• _What to do_: Filter the listing for lines containing "kind".

• _The data_:

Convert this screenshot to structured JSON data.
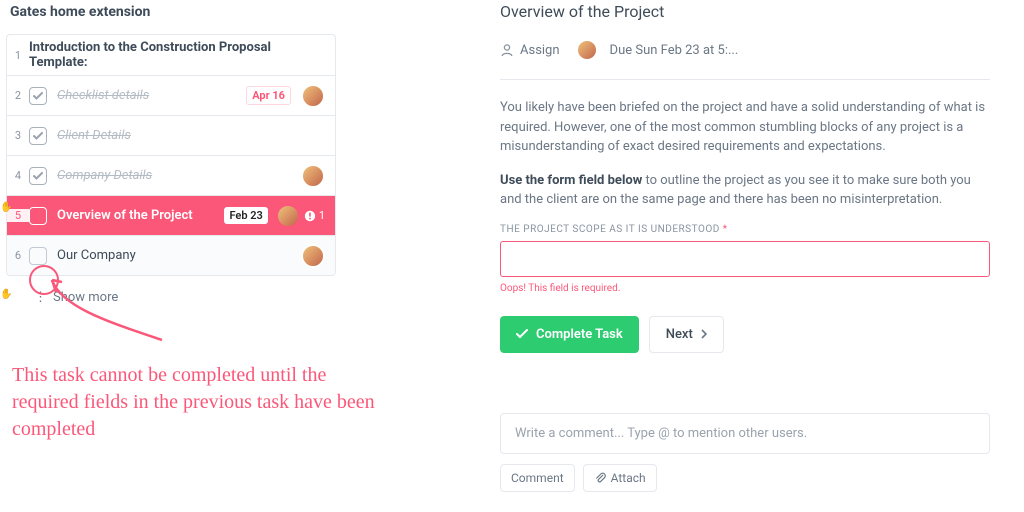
{
  "colors": {
    "accent": "#fb5779",
    "success": "#2ecc71"
  },
  "left": {
    "title": "Gates home extension",
    "rows": [
      {
        "num": "1",
        "label": "Introduction to the Construction Proposal Template:",
        "kind": "header"
      },
      {
        "num": "2",
        "label": "Checklist details",
        "kind": "done",
        "date": "Apr 16",
        "avatar": true
      },
      {
        "num": "3",
        "label": "Client Details",
        "kind": "done"
      },
      {
        "num": "4",
        "label": "Company Details",
        "kind": "done",
        "avatar": true
      },
      {
        "num": "5",
        "label": "Overview of the Project",
        "kind": "active",
        "date": "Feb 23",
        "avatar": true,
        "warn_count": "1"
      },
      {
        "num": "6",
        "label": "Our Company",
        "kind": "open",
        "avatar": true
      }
    ],
    "show_more": "Show more"
  },
  "annotation": "This task cannot be completed until the required fields in the previous task have been completed",
  "right": {
    "title": "Overview of the Project",
    "assign_label": "Assign",
    "due_text": "Due Sun Feb 23 at 5:...",
    "p1": "You likely have been briefed on the project and have a solid understanding of what is required. However, one of the most common stumbling blocks of any project is a misunderstanding of exact desired requirements and expectations.",
    "p2_bold": "Use the form field below",
    "p2_rest": " to outline the project as you see it to make sure both you and the client are on the same page and there has been no misinterpretation.",
    "field_label": "THE PROJECT SCOPE AS IT IS UNDERSTOOD",
    "field_error": "Oops! This field is required.",
    "complete_btn": "Complete Task",
    "next_btn": "Next",
    "comment_placeholder": "Write a comment... Type @ to mention other users.",
    "comment_btn": "Comment",
    "attach_btn": "Attach"
  }
}
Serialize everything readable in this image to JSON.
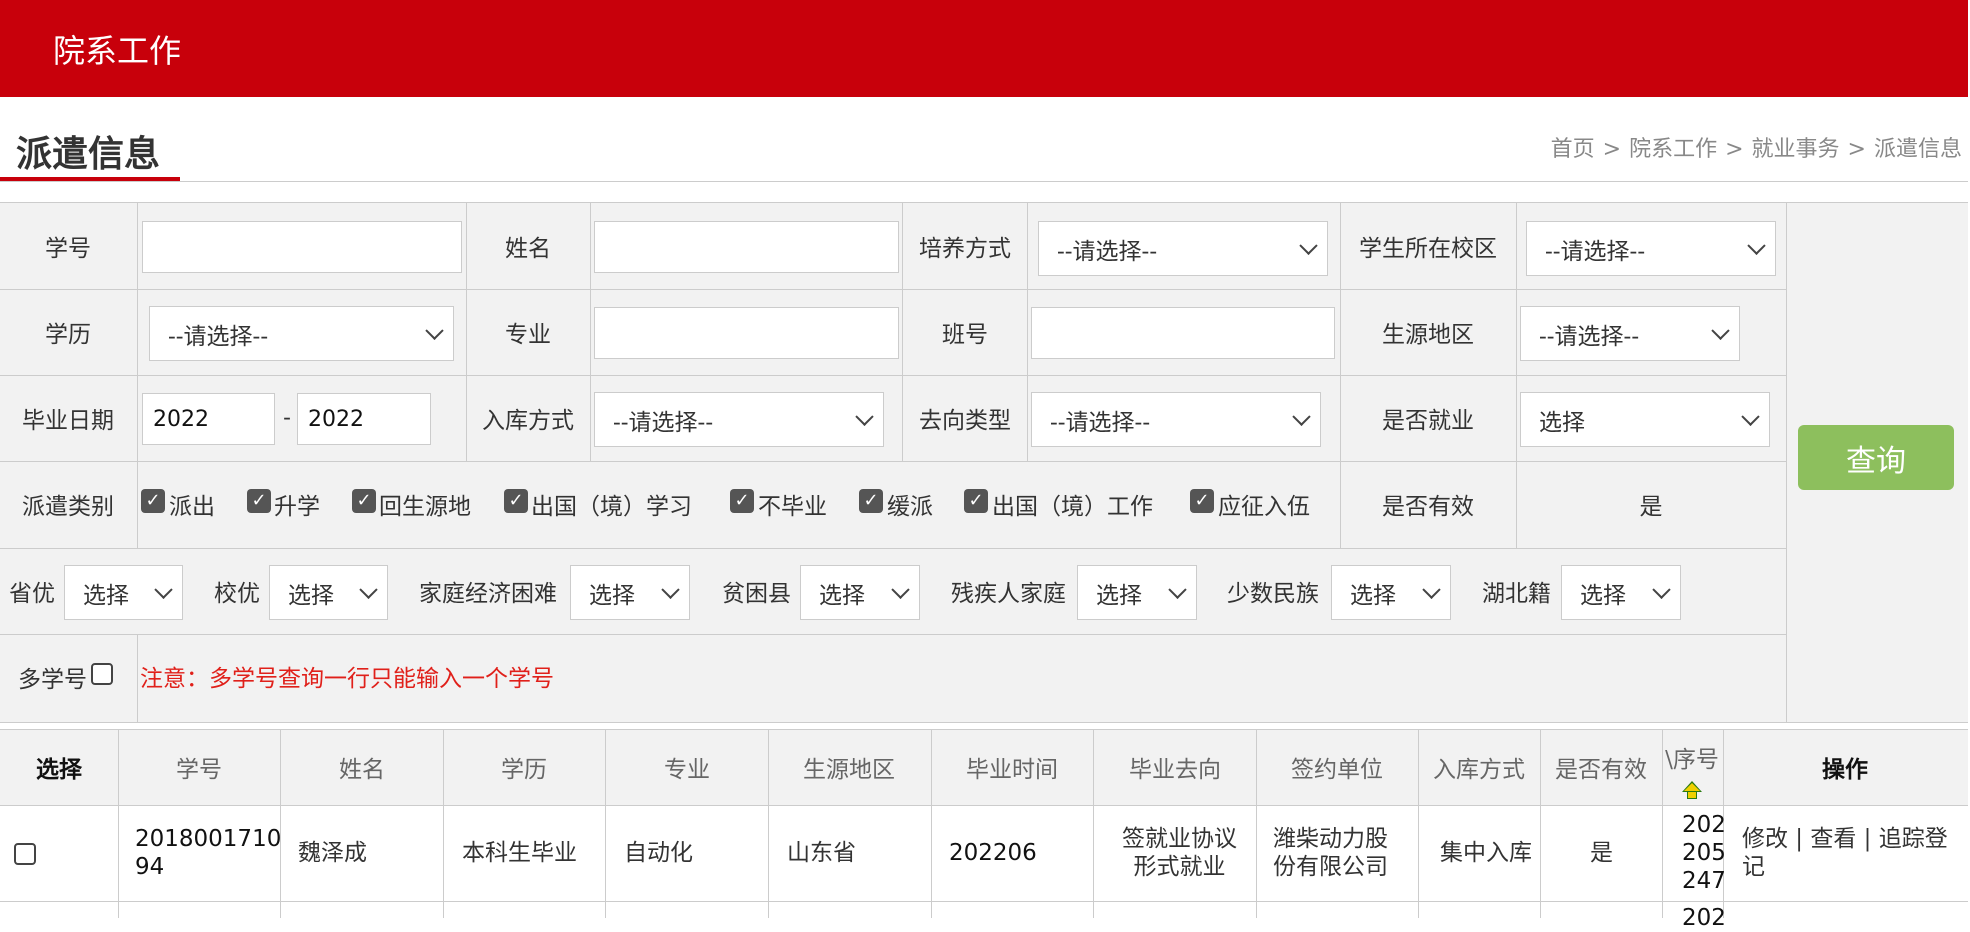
{
  "topbar": {
    "title": "院系工作"
  },
  "page": {
    "title": "派遣信息",
    "breadcrumb": [
      "首页",
      ">",
      "院系工作",
      ">",
      "就业事务",
      ">",
      "派遣信息"
    ]
  },
  "form": {
    "row1": {
      "student_id_label": "学号",
      "student_id_value": "",
      "name_label": "姓名",
      "name_value": "",
      "training_label": "培养方式",
      "training_value": "--请选择--",
      "campus_label": "学生所在校区",
      "campus_value": "--请选择--"
    },
    "row2": {
      "education_label": "学历",
      "education_value": "--请选择--",
      "major_label": "专业",
      "major_value": "",
      "class_label": "班号",
      "class_value": "",
      "origin_label": "生源地区",
      "origin_value": "--请选择--"
    },
    "row3": {
      "grad_date_label": "毕业日期",
      "grad_from": "2022",
      "dash": "-",
      "grad_to": "2022",
      "storage_label": "入库方式",
      "storage_value": "--请选择--",
      "dest_type_label": "去向类型",
      "dest_type_value": "--请选择--",
      "employed_label": "是否就业",
      "employed_value": "选择"
    },
    "row4": {
      "dispatch_label": "派遣类别",
      "dispatch_options": [
        "派出",
        "升学",
        "回生源地",
        "出国（境）学习",
        "不毕业",
        "缓派",
        "出国（境）工作",
        "应征入伍"
      ],
      "valid_label": "是否有效",
      "valid_value": "是"
    },
    "row5": {
      "filters": [
        {
          "label": "省优",
          "value": "选择"
        },
        {
          "label": "校优",
          "value": "选择"
        },
        {
          "label": "家庭经济困难",
          "value": "选择"
        },
        {
          "label": "贫困县",
          "value": "选择"
        },
        {
          "label": "残疾人家庭",
          "value": "选择"
        },
        {
          "label": "少数民族",
          "value": "选择"
        },
        {
          "label": "湖北籍",
          "value": "选择"
        }
      ]
    },
    "row6": {
      "multi_label": "多学号",
      "note": "注意：多学号查询一行只能输入一个学号"
    },
    "query_button": "查询"
  },
  "table": {
    "headers": [
      "选择",
      "学号",
      "姓名",
      "学历",
      "专业",
      "生源地区",
      "毕业时间",
      "毕业去向",
      "签约单位",
      "入库方式",
      "是否有效",
      "\\序号",
      "操作"
    ],
    "rows": [
      {
        "student_id": [
          "201800171094"
        ],
        "student_id_l1": "2018001710",
        "student_id_l2": "94",
        "name": "魏泽成",
        "education": "本科生毕业",
        "major": "自动化",
        "origin": "山东省",
        "grad_time": "202206",
        "destination_l1": "签就业协议",
        "destination_l2": "形式就业",
        "employer_l1": "潍柴动力股",
        "employer_l2": "份有限公司",
        "storage": "集中入库",
        "valid": "是",
        "seq_l1": "202",
        "seq_l2": "205",
        "seq_l3": "247",
        "actions_l1": "修改 | 查看 | 追踪登",
        "actions_l2": "记"
      }
    ],
    "next_row_seq_partial": "202"
  }
}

• _Answer to the problem_:
        "kind": "header"
        "kind": "done",
        "kind": "done"
        "kind": "done",
        "kind": "active",
        "kind": "open",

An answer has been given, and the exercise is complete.